This concept became popular in 2018 and in recent years has quickly caused a culture shift of how businesses are presenting themselves and communicating. Is the fear of miscommunication hindering companies’ ability to organically connect with audiences or is this a necessary sensitivity to ensure inclusivity and forward-thinking businesses?

In the last fifty years business communications have transformed from annual reports and carefully curated articles to an expected continual stream of content, funnelled through social media. This is a change which has created the pressure to constantly be forming new ideas and a never-ending stream of discussion resulting in companies having less time to fine-tune the tone and presentation of content. Paired with this increase in content, there appears to be not only an increased in public sensitivity but an underlying excitement surrounding cancellations.

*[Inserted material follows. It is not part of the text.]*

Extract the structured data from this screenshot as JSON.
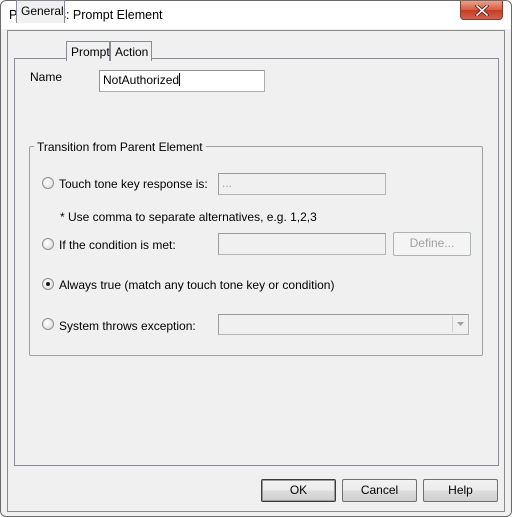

More and more time is being spent on ensuring company communications cannot be construed as inappropriate or offensive but is this causing a culture of fear when it comes to voicing opposing opinions? Is cancel culture preventing the natural debate which historically has allowed businesses to push for social changes though the exploration of opposing views and contradictory ideas?

Many businesses are being damaged by resurfacing content which was previously published and now is being interpreted without context of the time period. Similarly, some other companies are experiencing boycotting without due process. Some argue that cancel culture is achieving social justice within businesses and holding companies accountable for ensuring diversity, inclusivity and messages which are not causing offence.

Never has voicing opinions been so accessible through social media but not only are companies experiencing cancellation due to actions but also their lack of action. 64% of consumers admit to boycotting products due to the social and political views of the company but 54% of consumers also believe that brands are manipulating social beliefs solely as a marketing ploy and this is creating consumer distrust. How do brands navigate the danger of miscommunication when no communication on social issues also poses the opportunity for cancellation?

It presents as an unnavigable problem for companies and individuals. The danger of this continually growing content consumption and the developing fascination surrounding cancel culture is the development of a false consumer interest in business morality which is often forgotten by the next social media post yet is having damaging implications for businesses.

Lexie Cook 
EP business in hospitality